Right now in Atlanta, a former operations manager at General Electric is standing trial for allegedly murdering the husband of his female coworker and alleged lover.

It’s a twisty tale of romance, deception, and violence, something you might find in an airport bookstore.

The strangest part of what has been dubbed the Dunwoody Day Care Killing, though, is the bizarre defense put forth by accused murderer Hemy Neuman. He says an angel and a demon, in the form of two celebrities, made him shoot his alleged lover’s husband.

Yes, you heard that right.…

double red triangle arrows Continue reading “Introducing the ‘Celebrity Angels and Demons Made Me Do It’ Murder Defense”

The last time we wrote about somebody on the Emory Law faculty trying to “help out” struggling, jobless Emory Law students, we were covering the train wreck of a commencement speech by professor Sara Stadler. She told graduating law students, many of whom didn’t have a job, to “get over” their sense of entitlement.

You’d think that the Emory faculty wouldn’t risk condescending to their students again, even in the name of trying to help them. But sitting in my inbox is a series of emails from Sarah Shalf, the director of the Emory field placement program, offering students the opportunity to babysit kids and “network” at her Super Bowl party.

Condescending? For a certain point of view, absolutely. But Shalf is honestly trying to help, and she’s using her party to do more for students than Emory Law career services is really doing right now. It’s not her fault that Emory Law students are so desperate for job opportunities that babysitting at a Super Bowl party where judges and lawyers will be represents a good deal.

Such a good deal that Shalf had to devise an application process for the babysitting gig….

double red triangle arrows Continue reading “Emory Law Students Rush to Apply for Babysitting ‘Opportunity’”

This week, Lateral Link Director Scott Hodes gives us some insight into the increase in lateral hirings in the Empire State of the South.

Atlanta has emerged as one of the best lateral associate markets in the country. While 2009 was slow as in most markets, 2010 signaled a comeback, and 2011 confirmed the upward trend.

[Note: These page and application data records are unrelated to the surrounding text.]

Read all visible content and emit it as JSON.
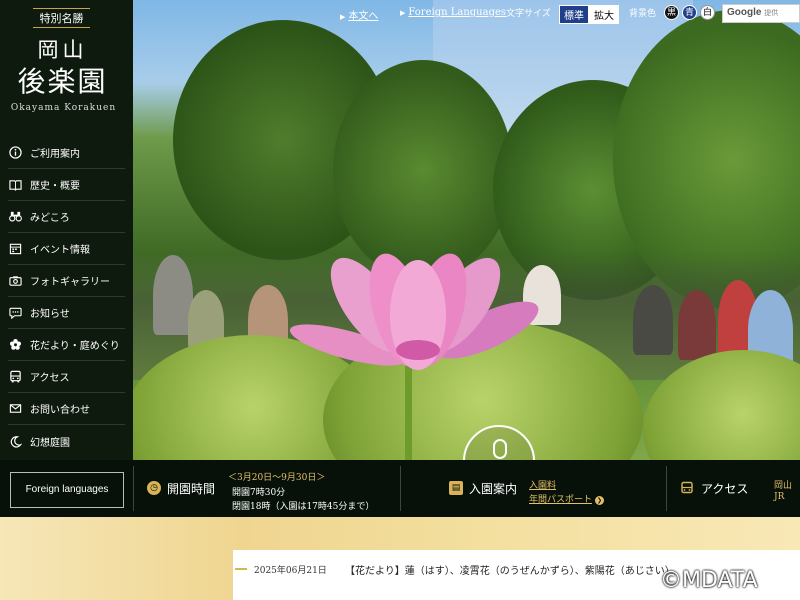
{
  "header": {
    "link_home": "本文へ",
    "link_foreign": "Foreign Languages",
    "font_size_label": "文字サイズ",
    "font_size_standard": "標準",
    "font_size_large": "拡大",
    "bg_color_label": "背景色",
    "bg_black": "黒",
    "bg_blue": "青",
    "bg_white": "白",
    "search_brand": "Google",
    "search_suffix": "提供"
  },
  "logo": {
    "badge": "特別名勝",
    "name_line1": "岡山",
    "name_line2": "後楽園",
    "roman": "Okayama Korakuen"
  },
  "sidebar": {
    "items": [
      {
        "label": "ご利用案内",
        "icon": "info-icon"
      },
      {
        "label": "歴史・概要",
        "icon": "book-icon"
      },
      {
        "label": "みどころ",
        "icon": "binoculars-icon"
      },
      {
        "label": "イベント情報",
        "icon": "calendar-icon"
      },
      {
        "label": "フォトギャラリー",
        "icon": "camera-icon"
      },
      {
        "label": "お知らせ",
        "icon": "speech-bubble-icon"
      },
      {
        "label": "花だより・庭めぐり",
        "icon": "flower-icon"
      },
      {
        "label": "アクセス",
        "icon": "bus-icon"
      },
      {
        "label": "お問い合わせ",
        "icon": "mail-icon"
      },
      {
        "label": "幻想庭園",
        "icon": "moon-icon"
      }
    ]
  },
  "infobar": {
    "foreign_button": "Foreign languages",
    "hours_title": "開園時間",
    "hours_period": "＜3月20日～9月30日＞",
    "hours_open": "開園7時30分",
    "hours_close": "閉園18時（入園は17時45分まで）",
    "admission_title": "入園案内",
    "admission_fee": "入園料",
    "admission_pass": "年間パスポート",
    "access_title": "アクセス",
    "access_line1": "岡山",
    "access_line2": "JR"
  },
  "news": {
    "date": "2025年06月21日",
    "text": "【花だより】蓮（はす）、凌霄花（のうぜんかずら）、紫陽花（あじさい）"
  },
  "watermark": "©MDATA"
}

Corporate and litigation positions represented the largest amount of lateral openings, which is fairly typical in large markets. Corporate positions seemed to peak in the second and third quarters, while litigation was fairly steady throughout the year. There was also a huge boom in intellectual property positions, especially in the last three quarters, followed not too far behind by labor and employment, which remained steady throughout 2011….

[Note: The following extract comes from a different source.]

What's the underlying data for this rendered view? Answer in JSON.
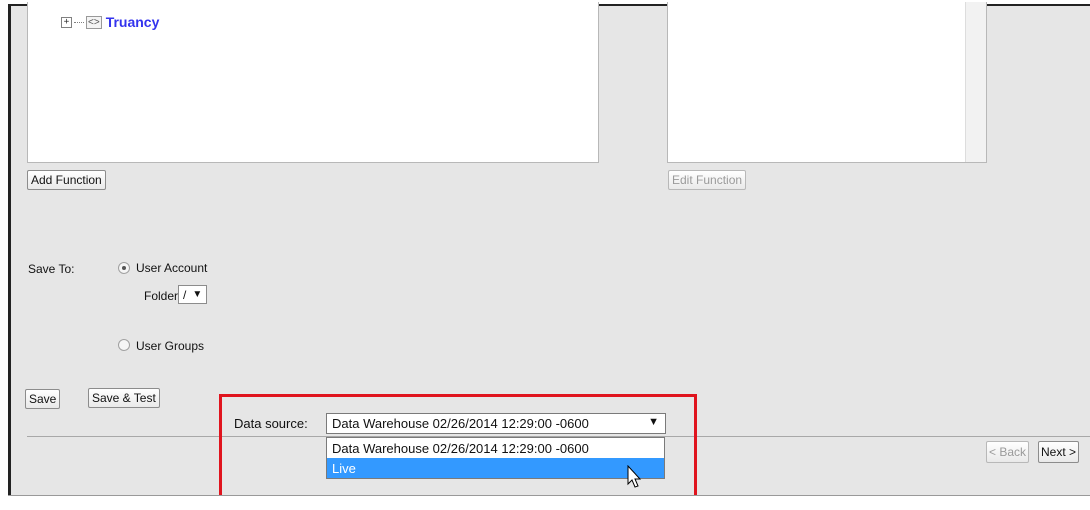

double red triangle arrows Continue reading “Career Center: State of the Market – Atlanta”

Stephen McDaniel cleans up nicely for court.

Stephen M. McDaniel, the Mercer Law School graduate accused of killing classmate Lauren Giddings, made an appearance in court this morning. As you may recall, Giddings’s decapitated torso was found on June 30 in Macon, Georgia, and thus far, police have been unable to recover the rest of her body.

Last month, we mentioned that Bibb County prosecutors intended to seek the death penalty for McDaniel. Today, in court, the alleged murderer received formal notification of his fate if he is found guilty of the charges levied against him.

McDaniel’s arraignment hearing has been set for February 7, but his lawyers raised some interesting issues today. What sort of motions will they be filing on their client’s behalf?

double red triangle arrows Continue reading “Arraignment Date Set for Stephen McDaniel in Lauren Giddings Murder Case”

Wielding power and oozing prestige, judges can be thought of as “rock stars of the law.” But some judges are, in a more literal sense, rock stars.

Several judges around the country possess impressive musical talents. For example, as we mentioned earlier this month, Judge Randall R. Rader recently rocked out at San Diego’s House of Blues with his band, DeNovo.

Judge Rader is not alone is making music as well as rulings. A Georgia jurist recently released a critically acclaimed album, in which his gavel-wielding fingers strum the guitar alongside some musical greats.

Keep reading for the Above the Law interview with this colorful and creative judge….

double red triangle arrows Continue reading “Behind the Music, Behind the Bench: Meet Judge Jay Stewart”

Page 4 of 812345678